4.3. Enhanced Perioperative Care Units: Much high risk elective surgery traditionally thought to need critical care support could in fact be better and more efficiently delivered by an Enhanced Care service. This would free up acute critical care beds for those critically ill and provide a more efficient elective service for those requiring supportive care. In most hospitals the Enhanced Perioperative Care Service would be geographically separate from critical care, only take elective surgical cases (non-covid patients), whilst being staffed more efficiently by an elective surgical/anaesthetic team. The Faculty has developed specific guidance for the staffing and standards required to develop such a service.
4.4. Long term ventilation and weaning units: Some ventilated patients are stabilised and no longer critically ill. These patients’ needs would be better met in units designed for the purpose; either long term weaning from ventilatory support, or providing lifelong invasive ventilation in a long term ventilation setting as a step towards either home ventilation or ventilation in specific care homes. Currently many of these patients are still cared for in acute critical care units as there is no other suitable local service. If long term invasive ventilation and weaning services were expanded this would free up acute critical care beds as well as providing more appropriate care to this patient group.
4.5. Infrastructure of Critical Care services: Many units do not meet the recommendation that 20% of their bed capacity is single room occupancy (NHS Health Building Note 04-02). Covid-19 highlighted the impact of an infectious disease and the necessary Infection, Prevention and Control measures necessary. This infrastructure needs addressing with changes to estates. If modernisation does not occur, many units will continue to need to expand into other areas of the hospital at times of increased community prevalence of infectious diseases e.g. influenza or SARS CoV-2 and thereby impact on elective services. There is a risk that elective surgery will be impacted by seasonal winter pressures and on-going SARS CoV-2 waves.
5. What positive lessons can be learnt from how healthcare services have been redesigned during the pandemic? How could this support the future work of the NHS and care services?
5.1. The pandemic has shown that NHS services can respond faster and more efficiently than thought previously. Critical Care pandemic capacity planning was planned for a doubling of capacity for a period of 6 weeks. During the pandemic all units have met this requirement and many units increased capacity up to 4 fold for many months.
5.2. Critical Care services have historically been under resourced and any increases usually done in an unplanned fashion. There is now better public and political understanding of the importance of critical care to secondary care services. This understanding needs to include a planned expansion of capacity to meet routine demand, alongside an increase in resilience to the inevitable waves of this pandemic and others in future.
5.3. Critical Care capacity should be viewed as a national resource. Improving UK Critical Care capacity in-line with other economically comparable countries would provide much more resilience in the event of a crisis. It would help prevent a backlog of demand from other NHS services, improve standards of care and outcomes across a range of NHS services, as well as improving the physical and mental health of staff in critical care.
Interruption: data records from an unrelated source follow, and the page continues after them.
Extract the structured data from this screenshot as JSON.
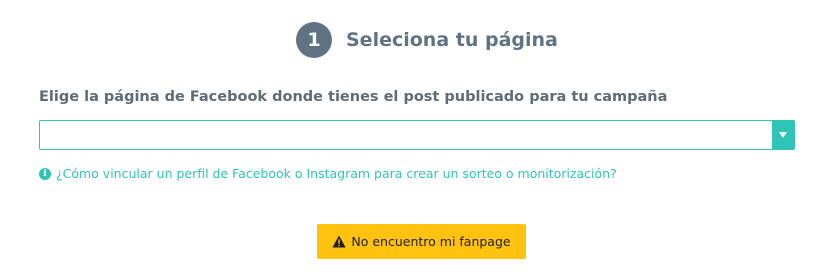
{
  "step": {
    "number": "1",
    "title": "Seleciona tu página"
  },
  "field": {
    "label": "Elige la página de Facebook donde tienes el post publicado para tu campaña",
    "selected_value": ""
  },
  "help_link": {
    "icon": "info-icon",
    "text": "¿Cómo vincular un perfil de Facebook o Instagram para crear un sorteo o monitorización?"
  },
  "warning_button": {
    "icon": "warning-triangle-icon",
    "label": "No encuentro mi fanpage"
  },
  "colors": {
    "accent": "#2ec5b6",
    "step_badge": "#5f7383",
    "warning": "#ffc20e"
  }
}
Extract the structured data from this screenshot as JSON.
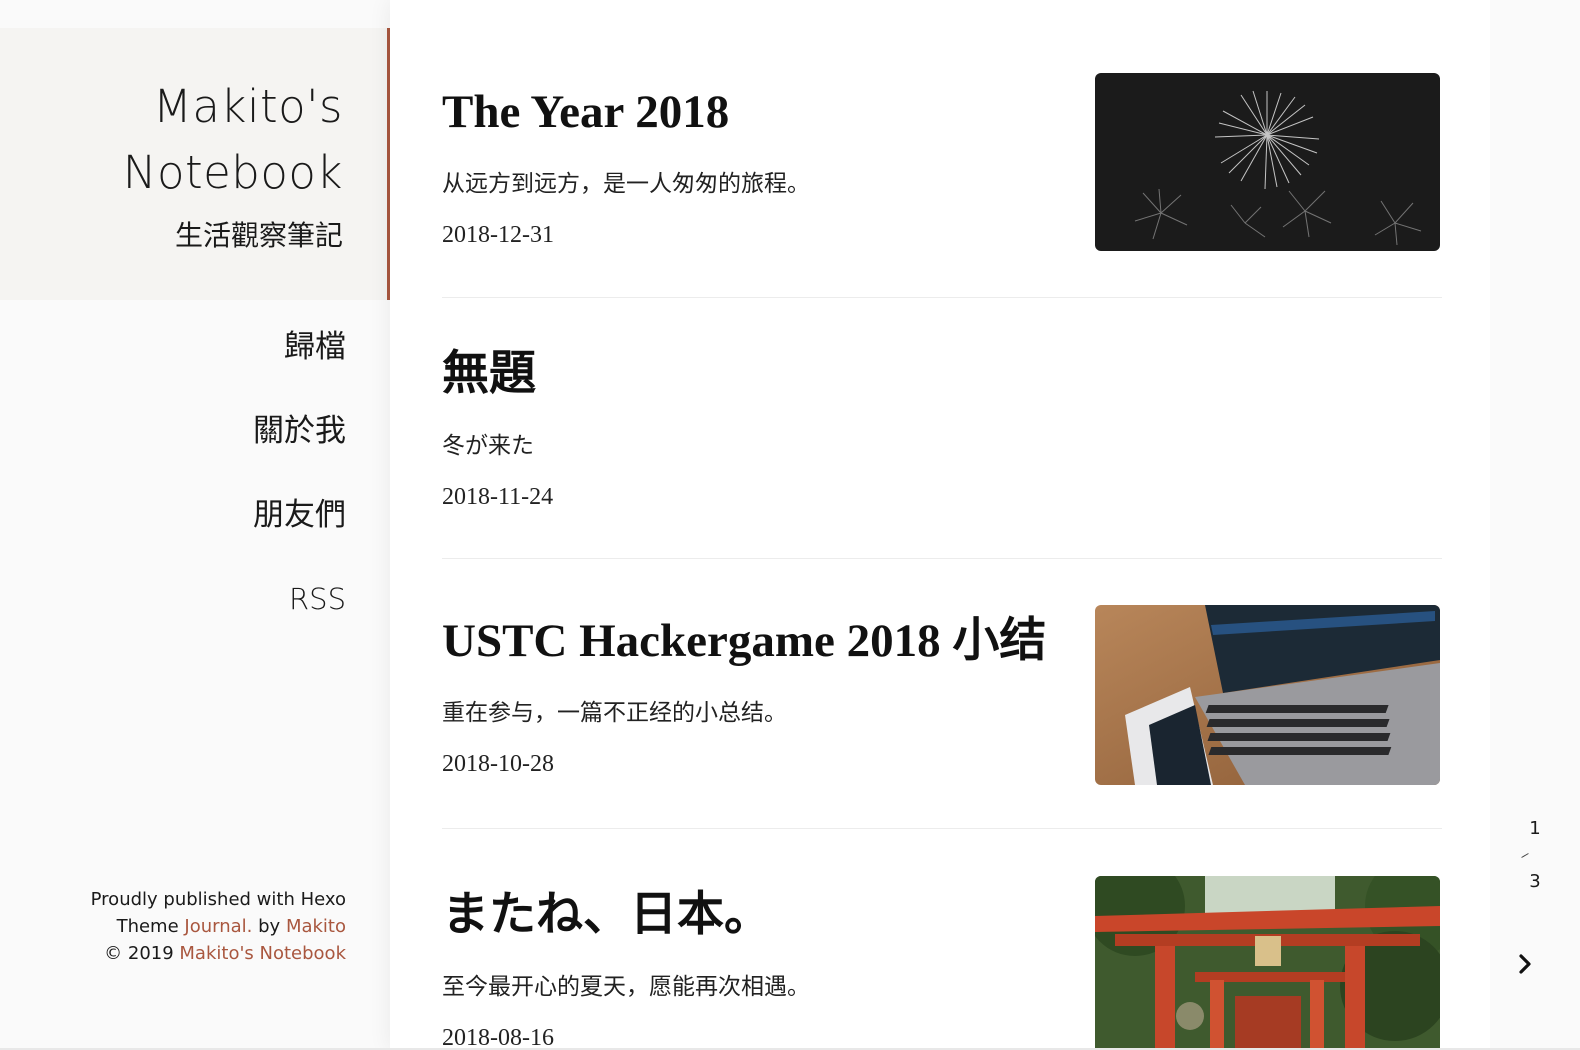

5.4. The importance of the multi-disciplinary team has been very strongly illustrated during the pandemic response. Services, including critical care and high risk surgical care are completely dependent on staffing; access to a ventilator, or a bed without appropriate staff is meaningless. Critical care and enhanced care for high risk surgery need to be staffed by a multi-disciplinary team. These staffing standards are available (link to GPICS 2 and FICM Enhanced perioperative care documents) and include; pharmacists, psychologists, physiotherapists, and occupational therapists. Skills that have been acquired by other members of the healthcare team during Covid should not be lost.
6. What can the Department of Health & Social Care, national bodies and local systems do to facilitate innovation as services evolve to meet emerging challenges?
6.1. Recognition of Advanced Critical Care Practitioners (ACCPs). ACCPs are clinical professionals that form part of the multidisciplinary team responsible for patient care during their critical care admission. The ACCP role is a way of working for health professionals, which crosses professional boundaries. They are highly experienced and educated practitioners who have developed their skills and theoretical knowledge to a very high standard. They are empowered to make high-level clinical decisions to ensure that patients receive timely, personal, and effective care. The Department for Health and Social care review of Medical Associate Professionals (MAPs) in 2019 did not include ACCPs. ACCPs are currently developed from experienced nurses, physiotherapists, paramedics or other related health care professionals: this further denudes a critical care and acute hospital workforce. If the DHSC recognised ACCPs as MAPs it is envisaged that ACCPs may also be drawn from other emerging healthcare roles including those entering healthcare from science backgrounds.
6.2. Advance Care Planning and End of Life Care. Educating the public is necessary around expectations at the end of life. The pandemic has illustrated the importance of individuals being included in decisions regarding their care, including the elderly, frail or those with significant medical co-morbidities; those most at risk of complications following major surgery. Shared decision-making is regarded as best practice but an individual’s lack of capacity, when critically unwell often precludes their involvement in decisions about treatment. Information about patients’ wishes and beliefs needs to be embedded earlier into considerations around planning for surgery thereby minimising confusion and conflict due to clear communications about advance care planning and whether treatment involving intensive care admission is likely to achieve a desired outcome.
6.3. Life after Critical Illness and Intensive Care Services. Historically, there has been no national and limited local investment in managing the aftermath of complex critical illness. This has meant patients with no clear avenue to help them with the physical, psychological, cognitive and social consequences of critical illness. It has also led to progressive inequality for patients dependent on where they happen to fall critically ill. As a result, they struggle to return to their previous quality of life. Appropriate help could have improved their outcome, if provided by those with an understanding of their recovery. This is in stark contrast to single organ disease, such as heart, respiratory, head injury or stroke, which all have well defined rehabilitation pathways.
The pandemic will be responsible for a large unmet need in the recovery phase of the illness, as to date over 120,000 patients have been treated on intensive care units in England, Wales and Northern Ireland for Covid. The Faculty has produced guidance on how intensive care recovery services can be developed.
6.4. Building a sustainable future for the sickest patients in the hospital. Reasonable investment in expanding intensive care provision, attention to making sustainable careers for those working in ICM and proactive service configuration as illustrated can present positive solutions to the needs of the sickest patients in the hospital and helping to address the backlog in elective surgery and cancer treatment. The Faculty’s Critical Condition report in 2018 illustrated these issues for commissioners of services and national stakeholders.
6.5. There was already a deficit in trained Intensive care doctors (intensivists) which the SARS CoV-2 pandemic highlighted. Additional medical staff were pulled in, particularly from Anaesthesia who had some of the necessary skills to fill this deficit. We need to see an expansion of intensivist workforce such that critical care needs are not so reliant on other services. We can’t continue to deplete other services of their workforce when they are needed for the own work and any surge in demand. National Training Numbers (NTNs) are allocated by Health Education England. ICM saw a one off increase in NTNs in 2020 but this has not been repeated in 2021. NHS Wales and NHS Scotland did increase their NTN numbers. In future we need an increase in ICM NTNs to staff an increase in routine ICM capacity, provide more ICM workforce resilience and reduce demand on other services for surges in demand.
6.6. The mental wellbeing of NHS staff during the pandemic has been well documented. The impact on critical care staff has been particularly harsh. Efforts to support staff and address mental health have been made and on-going support from NHSE will help recruit and retain staff in the critical care workforce.
More details on workforce and demand is available at: